Records excerpted from a collection:
-- Opening Marker --
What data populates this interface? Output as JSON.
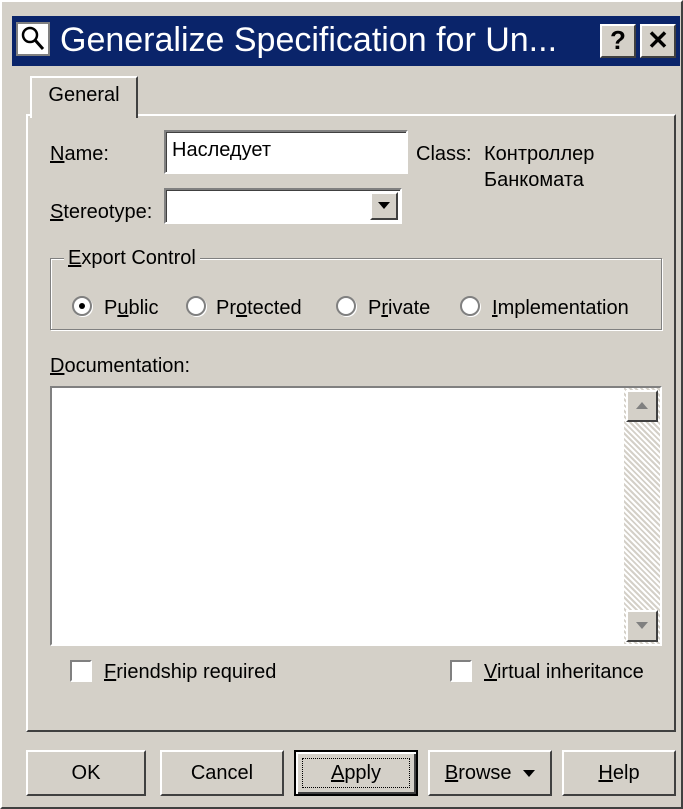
{
  "window": {
    "title": "Generalize Specification for Un...",
    "help_button": "?",
    "close_button": "✕"
  },
  "tabs": [
    {
      "label": "General",
      "active": true
    }
  ],
  "form": {
    "name_label_prefix": "N",
    "name_label_rest": "ame:",
    "name_value": "Наследует",
    "class_label": "Class:",
    "class_value_line1": "Контроллер",
    "class_value_line2": "Банкомата",
    "stereotype_label_prefix": "S",
    "stereotype_label_rest": "tereotype:",
    "stereotype_value": ""
  },
  "export_control": {
    "title_prefix": "E",
    "title_rest": "xport Control",
    "options": [
      {
        "pre": "P",
        "u": "u",
        "post": "blic",
        "selected": true
      },
      {
        "pre": "Pr",
        "u": "o",
        "post": "tected",
        "selected": false
      },
      {
        "pre": "P",
        "u": "r",
        "post": "ivate",
        "selected": false
      },
      {
        "pre": "",
        "u": "I",
        "post": "mplementation",
        "selected": false
      }
    ]
  },
  "documentation": {
    "label_prefix": "D",
    "label_rest": "ocumentation:",
    "value": ""
  },
  "checkboxes": {
    "friendship": {
      "prefix": "F",
      "rest": "riendship required",
      "checked": false
    },
    "virtual": {
      "prefix": "V",
      "rest": "irtual inheritance",
      "checked": false
    }
  },
  "buttons": {
    "ok": "OK",
    "cancel": "Cancel",
    "apply_prefix": "A",
    "apply_rest": "pply",
    "browse_prefix": "B",
    "browse_rest": "rowse",
    "help_prefix": "H",
    "help_rest": "elp"
  },
  "colors": {
    "titlebar": "#0a246a",
    "face": "#d4d0c8"
  }
}
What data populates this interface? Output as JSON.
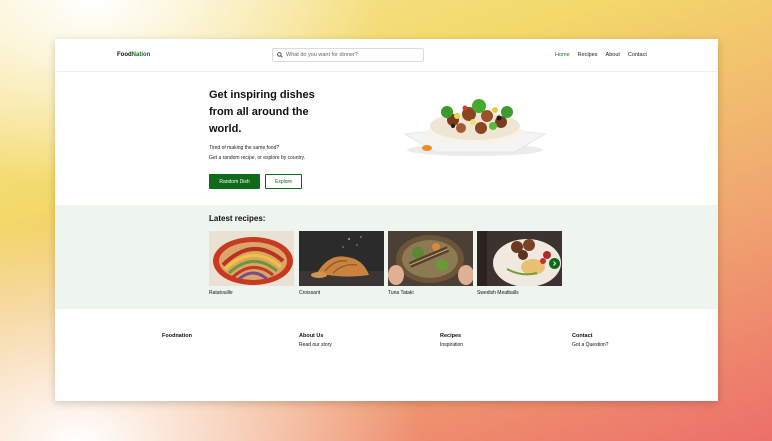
{
  "header": {
    "logo_left": "Food",
    "logo_right": "Nation",
    "search_placeholder": "What do you want for dinner?",
    "nav": [
      {
        "label": "Home",
        "active": true
      },
      {
        "label": "Recipes",
        "active": false
      },
      {
        "label": "About",
        "active": false
      },
      {
        "label": "Contact",
        "active": false
      }
    ]
  },
  "hero": {
    "title": "Get inspiring dishes from all around the world.",
    "subtitle_line1": "Tired of making the same food?",
    "subtitle_line2": "Get a random recipe, or explore by country.",
    "primary_button": "Random Dish",
    "secondary_button": "Explore"
  },
  "latest": {
    "title": "Latest recipes:",
    "recipes": [
      {
        "name": "Ratatouille"
      },
      {
        "name": "Croissant"
      },
      {
        "name": "Tuna Tataki"
      },
      {
        "name": "Swedish Meatballs"
      }
    ],
    "next_icon": "chevron-right-icon"
  },
  "footer": {
    "brand": "Foodnation",
    "columns": [
      {
        "heading": "About Us",
        "link": "Read our story"
      },
      {
        "heading": "Recipes",
        "link": "Inspiration"
      },
      {
        "heading": "Contact",
        "link": "Got a Question?"
      }
    ]
  },
  "colors": {
    "accent": "#0f6a1a",
    "latest_bg": "#eef5ef"
  }
}
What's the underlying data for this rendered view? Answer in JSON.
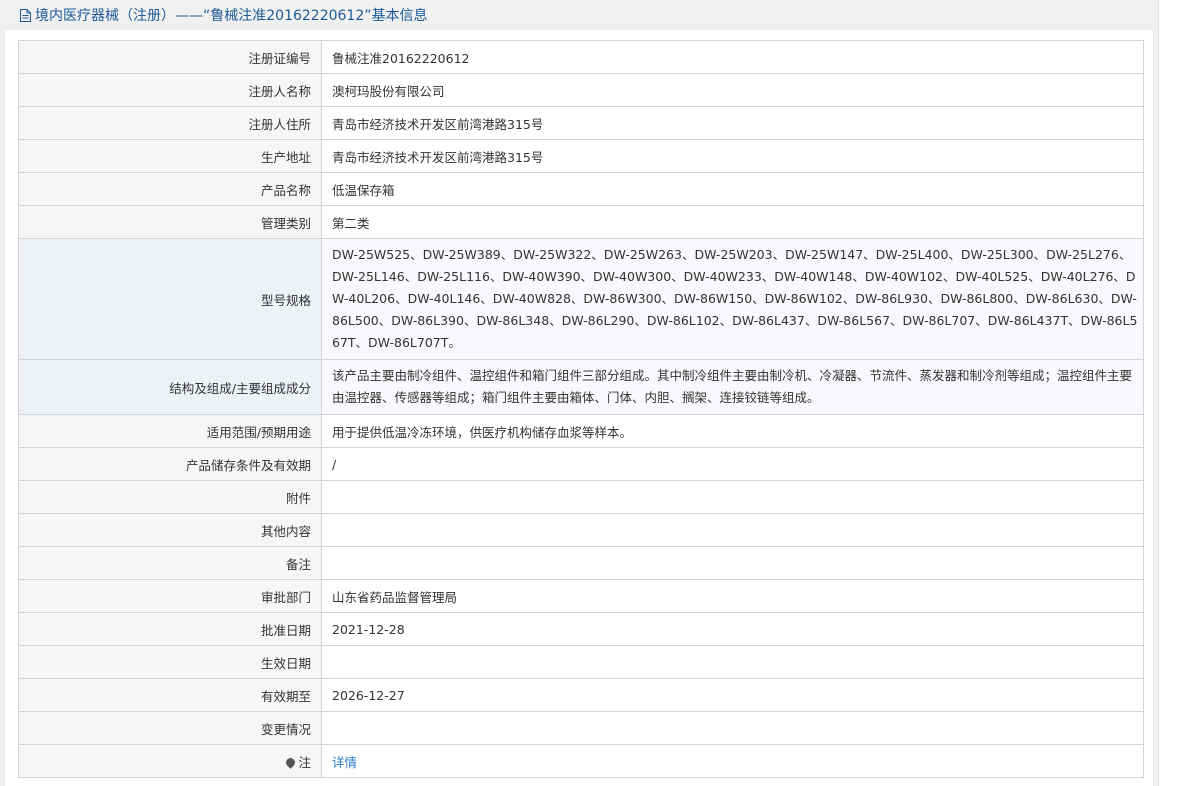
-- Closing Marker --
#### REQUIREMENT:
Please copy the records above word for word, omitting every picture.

#### YOUR SOLUTION:
What data populates this interface? Output as JSON.
{
  "window": {
    "title": "Generalize Specification for Un...",
    "help_button": "?",
    "close_button": "✕"
  },
  "tabs": [
    {
      "label": "General",
      "active": true
    }
  ],
  "form": {
    "name_label_prefix": "N",
    "name_label_rest": "ame:",
    "name_value": "Наследует",
    "class_label": "Class:",
    "class_value_line1": "Контроллер",
    "class_value_line2": "Банкомата",
    "stereotype_label_prefix": "S",
    "stereotype_label_rest": "tereotype:",
    "stereotype_value": ""
  },
  "export_control": {
    "title_prefix": "E",
    "title_rest": "xport Control",
    "options": [
      {
        "pre": "P",
        "u": "u",
        "post": "blic",
        "selected": true
      },
      {
        "pre": "Pr",
        "u": "o",
        "post": "tected",
        "selected": false
      },
      {
        "pre": "P",
        "u": "r",
        "post": "ivate",
        "selected": false
      },
      {
        "pre": "",
        "u": "I",
        "post": "mplementation",
        "selected": false
      }
    ]
  },
  "documentation": {
    "label_prefix": "D",
    "label_rest": "ocumentation:",
    "value": ""
  },
  "checkboxes": {
    "friendship": {
      "prefix": "F",
      "rest": "riendship required",
      "checked": false
    },
    "virtual": {
      "prefix": "V",
      "rest": "irtual inheritance",
      "checked": false
    }
  },
  "buttons": {
    "ok": "OK",
    "cancel": "Cancel",
    "apply_prefix": "A",
    "apply_rest": "pply",
    "browse_prefix": "B",
    "browse_rest": "rowse",
    "help_prefix": "H",
    "help_rest": "elp"
  },
  "colors": {
    "titlebar": "#0a246a",
    "face": "#d4d0c8"
  }
}
What data populates this interface? Output as JSON.
{
  "header": {
    "logo_left": "Food",
    "logo_right": "Nation",
    "search_placeholder": "What do you want for dinner?",
    "nav": [
      {
        "label": "Home",
        "active": true
      },
      {
        "label": "Recipes",
        "active": false
      },
      {
        "label": "About",
        "active": false
      },
      {
        "label": "Contact",
        "active": false
      }
    ]
  },
  "hero": {
    "title": "Get inspiring dishes from all around the world.",
    "subtitle_line1": "Tired of making the same food?",
    "subtitle_line2": "Get a random recipe, or explore by country.",
    "primary_button": "Random Dish",
    "secondary_button": "Explore"
  },
  "latest": {
    "title": "Latest recipes:",
    "recipes": [
      {
        "name": "Ratatouille"
      },
      {
        "name": "Croissant"
      },
      {
        "name": "Tuna Tataki"
      },
      {
        "name": "Swedish Meatballs"
      }
    ],
    "next_icon": "chevron-right-icon"
  },
  "footer": {
    "brand": "Foodnation",
    "columns": [
      {
        "heading": "About Us",
        "link": "Read our story"
      },
      {
        "heading": "Recipes",
        "link": "Inspiration"
      },
      {
        "heading": "Contact",
        "link": "Got a Question?"
      }
    ]
  },
  "colors": {
    "accent": "#0f6a1a",
    "latest_bg": "#eef5ef"
  }
}
What's the underlying data for this rendered view? Answer in JSON.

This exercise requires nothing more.